Another interesting feature is that Hancock, the city opposite Houghton, is home to Finlandia University.

Finlandia University sign
Finlandia University sign

Notice that little sign on the left side of the sign? Are you curious? I was.

Finlandia Sign explanation

Everybody loves a little Frank Lloyd Wright.

Directly across the street is a restaurant I would highly recommend.

Hancock Restaurant

Gemignani’s Restaurant, on the corner of Quincy and Ryan. Or, as they say in Finnish, Yalta Katu and Kukkula Katu.Streeet signs


A delightful last dinner in the area.

Next stop, Porcupine Mountains Wilderness State Park.



Copper Harbor

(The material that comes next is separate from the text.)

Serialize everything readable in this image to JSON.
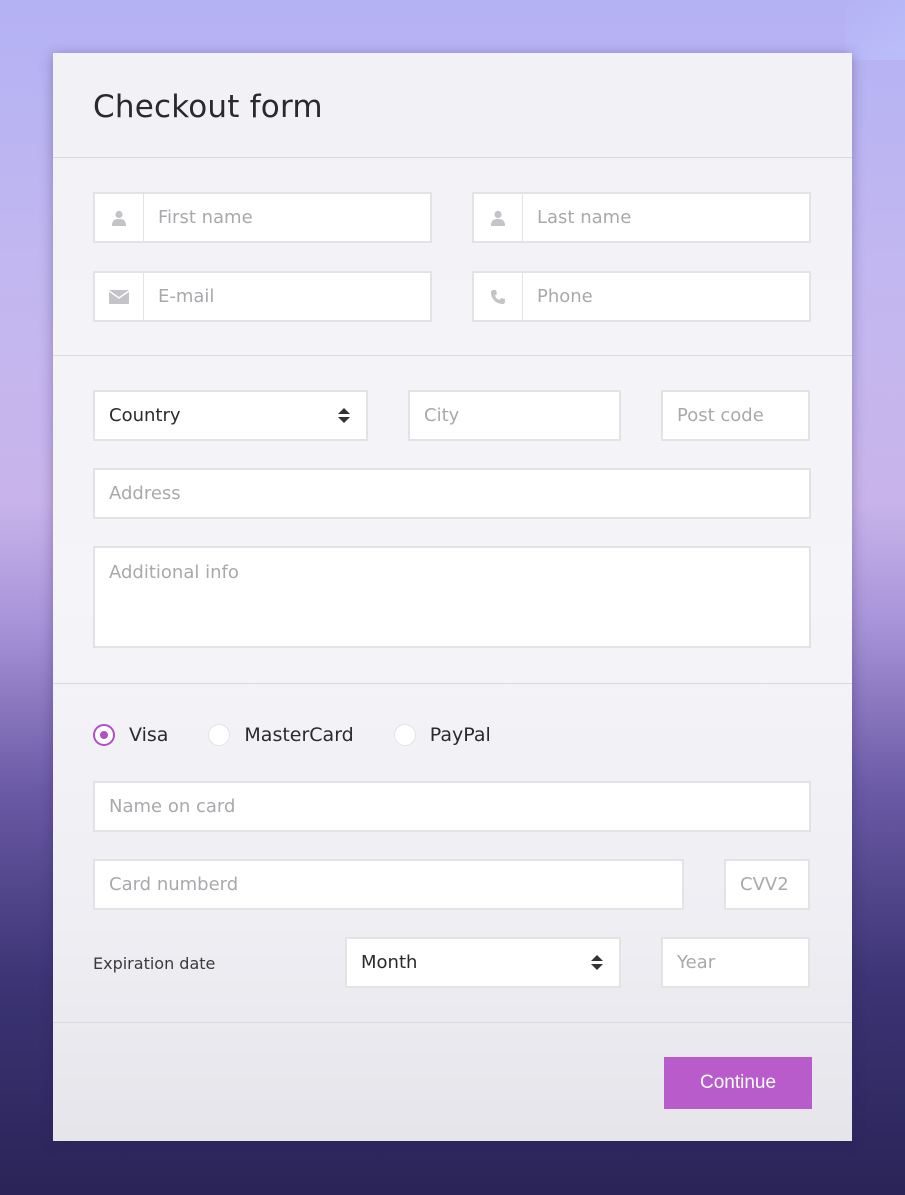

I was at Fort Wilkins State Park for four days, but it was kind of a “down” time. I wasn’t disheartened, but did find out why black flies are so roundly reviled. I got a bite above my right eye, which swelled up mightily. I also got two on my neck.

One of these eyes is not like the other
One of these eyes is not like the other

I asked the locals what they do about them, and was told that they a) are used to them and b) they wear the Yooper Cologne – bug dope. Unfortunately, I didn’t think to apply any beforehand. A store keeper did offer to sell me something that she said would take the itch away. I didn’t buy it because it wasn’t itching, and the chemicals in the products didn’t sound like something I wanted near my eyes.

I did pop Benedryl on a regular basis, as I seemed to be having an allergic reaction to the bites. Either it was the Benedryl or “black fly fever” which I found referred to in an article published by Perdue University. It described the condition as “headache, nausea, fever and swollen lymph nodes” but they didn’t suggest a remedy. So, I just followed my body’s cue. I slept. And slept and slept some more.

In spite of my reduced tourism activity, I did managed to see a few things.

The road to Miami starts here
The road to Miami starts here

Since I plan to spend time in Florida this winter, it’s good to know that I am on my way.

Copper Harbor Light House
Copper Harbor Light House

If there is a harbor, there must be a lighthouse. They give tours, but to get there, you have to take a boat ride. I wasn’t feeling perky enough to find out when the boat rides were, let alone actually take one.

Looking at the Copper Harbor Light House
Looking at the Copper Harbor Light House

So, I joined this young lady in looking at the light house from the shore.Rock in the water

The Copper Harbor Visitor Center was a very welcoming place. The volunteers there did their best to help all who came in. They had a computer that you could pay to use, but they let you use their wifi for free. Since there were no cell phone signals anywhere in the area, this was most welcome. They had some beautiful lighting fixtures which I think were appropriate for Copper Harbor.

Light in the Visitor Center
Light in the Visitor Center

They had rest rooms open around the clock, a spigot for water and a bike wash rack! I had never seen bike wash rack before. These might be common, but I am not the most athletic type.

Bike Wash Rack
Bike Wash Rack

With all the rain we’d had, I think the bikers could use washing, too. I offered to rinse the guy off, but he declined my offer.

Just how did I get those black fly bites? Well, it happened on the first night, when I went to watch the sunset. It was gorgeous!



No wonder I wasn’t aware I was being bitten.

January's destination
January’s destination

And now, I’m on my way, although I will take a few detours en route.